Being part of a band is a “stress reliever for me,” said Edson, adding that this also: 1) allowed him to travel far and wide; and 2) allows him to explore himself to ascertain what else he can do as an individual.
Not surprisingly, while “we also earn from being in a band, even if money isn’t that big, but for us, for people whose lives revolve around music, you don’t pay attention to money. For us, as long as you are enjoying what you’re doing, then money is not a big issue.”
Unlike his gender identity (at least in the beginning), his family is supportive of him being part of a band. This may be because family members are also band members. For instance, his cousins are also in bands, so “for my family, my being part of a band is a non-issue… But they tell me to always be careful, to look after myself. And that if this is where I can improve myself, then continue being in it.”
Being part of a band, said Edson, allows him to “show my talents to others, share these to others, particularly to those who intend to join bands. I want to share my talents, and everything I have learned.”

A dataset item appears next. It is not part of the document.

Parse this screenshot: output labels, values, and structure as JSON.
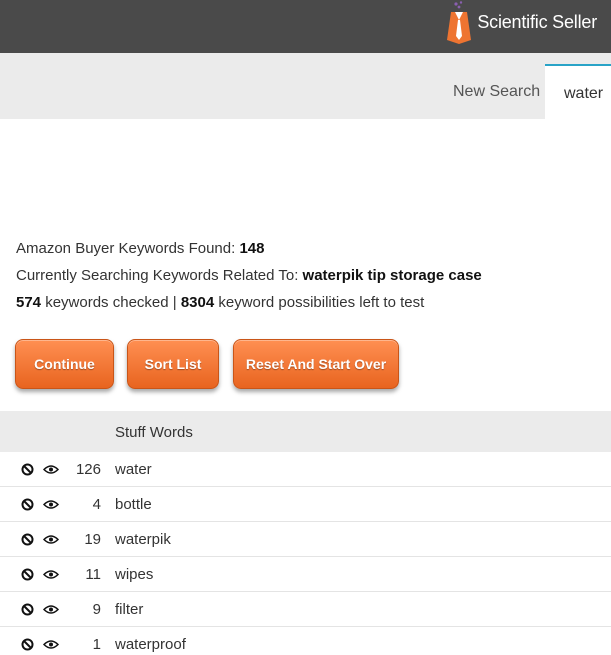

This is why he said he’d be “happier if all LGBTQIA people in my place join bands because in bands, no one will ridicule them or will look down at them. People who belong to bands know that LGBTQIA people can contribute a lot to bands.”
Edson already had five boyfriends (the first one was in college); none of these relationships lasted long.
But Edson learned life lessons from having relationships.
“A former BF cheated on me, so while in one relationship, I also cheated. That former cheating BF replaced me with another gay guy, and I had a hard time accepting it. That cheating ex-BF replaced me with my friend. Now I know better; that I should not do to others what was done to me because they may also do it to other people who will also unintentionally get hurt,” he said.
To younger LGBTQIA people, “continue doing what you want to do. Know yourself better by being certain with your gender identity,” Edson said. “Don’t be afraid. Don’t listen to what other people will say because – you need to remember – they do not feed you, they do not provide you sustenance, they do not dress you, they do not provide you housing. They’re just people looking to disparage you; people who want to put you down.”
And to people who continue to discriminate against LGBTQIA people, “ang masasabi ko lang huwag nilag tingnan sa physical figure ang katangian ng isang tao, bagkus alamin nila kung ano ang nasa loob ng taong yun, kung bakla man siya o tomboy (I say: Don’t judge people based on their physical attributes. Instead, know people for who they really are),” Edson said. “Lagi nating tatandaan na kung ano ang kayang gawin ng lalaki at ng babae, kaya ding gawin ng isang bakla o ng tomboy (Remember that what men and women can do, LGBTQIA people can do, too).”
In the end, to survive – and even thrive – in life, “Turn bad experiences to motivate you, to inspire you to show to them that no matter what happens to me, no matter what other people say, I will stand proud. I will stand proud because I am not alone; I am with God, who accepted me for who I am. I know these people will also accept me one day because they will also be proud of me,” Edson ended.